At UNCTAD15 in October 2021, SIDS called for a change in the criteria for allocating concessionary support to their countries. They asked for more emphasis on the vulnerability criterion, instead of prosperity, as conventionally captured through per capita income. Later, in November 2021, Prime Ministers Gaston Browne of Antigua and Barbuda and Kausea Natano of Tuvalu signed a historic accord establishing a SIDS commission, providing a mechanism for the largest climate change contributors to compensate SIDS for the climate hazards they face.
Building resilience is key to achieving economic progress
Financial solutions that blend public and private investment while expanding financial support on concessional terms are central to fostering SIDS’ resilience. SIDS have deplored the absence of a SIDS-specific window under the Green Climate Fund. Furthermore, the Finance ministers from the V20 Group of climate vulnerable and developing economies, a third of which are SIDS, has recently pushed for partnerships with the G7 and G20 in order to ensure the inclusion of vulnerable economies in their decision-making processes.
In this context, a potentially interesting example of how the Green Climate Fund could work for SIDS is that of the financial support it provided to the Development Bank of Southern Africa. Thanks to the support, the bank was able to create a climate finance facility involving a capital of USD 171 million for the implementation of climate adaptation projects.
Debt-for-climate swaps are another interesting climate finance vehicle for SIDS. These swaps consist of the creditor forgiving debt in return for the debtor’s commitment to spend the foregone debt service payment on climate adaptation projects. Belize, a small continental developing state, negotiated a USD 8.5 million debt forgiveness swap for a climate adaptation programme involving 300 000 acres of rainforest conservation and 48 grants for managing protected areas.

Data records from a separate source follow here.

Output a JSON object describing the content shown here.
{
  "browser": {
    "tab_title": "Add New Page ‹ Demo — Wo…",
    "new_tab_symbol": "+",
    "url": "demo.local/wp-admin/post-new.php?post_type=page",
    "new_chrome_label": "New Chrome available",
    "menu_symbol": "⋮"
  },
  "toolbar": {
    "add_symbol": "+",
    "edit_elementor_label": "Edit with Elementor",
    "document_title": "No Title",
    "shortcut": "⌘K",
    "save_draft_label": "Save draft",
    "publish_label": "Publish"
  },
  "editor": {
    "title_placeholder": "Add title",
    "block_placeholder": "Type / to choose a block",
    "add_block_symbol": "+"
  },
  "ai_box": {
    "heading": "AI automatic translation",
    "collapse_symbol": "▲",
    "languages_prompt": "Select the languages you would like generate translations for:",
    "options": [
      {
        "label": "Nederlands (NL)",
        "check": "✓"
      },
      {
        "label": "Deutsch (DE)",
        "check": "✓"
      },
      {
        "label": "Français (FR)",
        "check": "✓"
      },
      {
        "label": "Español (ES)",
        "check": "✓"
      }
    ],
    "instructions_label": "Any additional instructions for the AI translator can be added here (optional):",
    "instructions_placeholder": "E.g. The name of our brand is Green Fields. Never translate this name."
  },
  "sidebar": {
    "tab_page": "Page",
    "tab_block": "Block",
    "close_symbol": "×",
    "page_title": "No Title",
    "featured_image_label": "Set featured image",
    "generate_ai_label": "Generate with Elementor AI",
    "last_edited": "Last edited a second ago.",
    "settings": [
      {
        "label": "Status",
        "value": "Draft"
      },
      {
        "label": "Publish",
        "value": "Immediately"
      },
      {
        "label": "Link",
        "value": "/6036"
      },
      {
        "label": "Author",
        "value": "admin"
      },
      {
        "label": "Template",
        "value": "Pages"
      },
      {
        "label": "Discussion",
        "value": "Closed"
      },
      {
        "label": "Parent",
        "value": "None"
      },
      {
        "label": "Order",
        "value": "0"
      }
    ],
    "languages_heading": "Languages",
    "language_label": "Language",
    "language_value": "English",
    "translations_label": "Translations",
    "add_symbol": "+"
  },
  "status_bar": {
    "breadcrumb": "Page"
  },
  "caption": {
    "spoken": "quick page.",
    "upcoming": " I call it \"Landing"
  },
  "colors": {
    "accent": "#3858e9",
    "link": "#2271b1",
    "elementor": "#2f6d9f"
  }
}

UNCTAD sees three crucial ways of supporting SIDS going forward: raising the visibility of island vulnerability issues; identifying mechanisms to boost island resilience-building efforts; and providing a range of advisory services, including supporting SIDS to graduate from the least developed country category.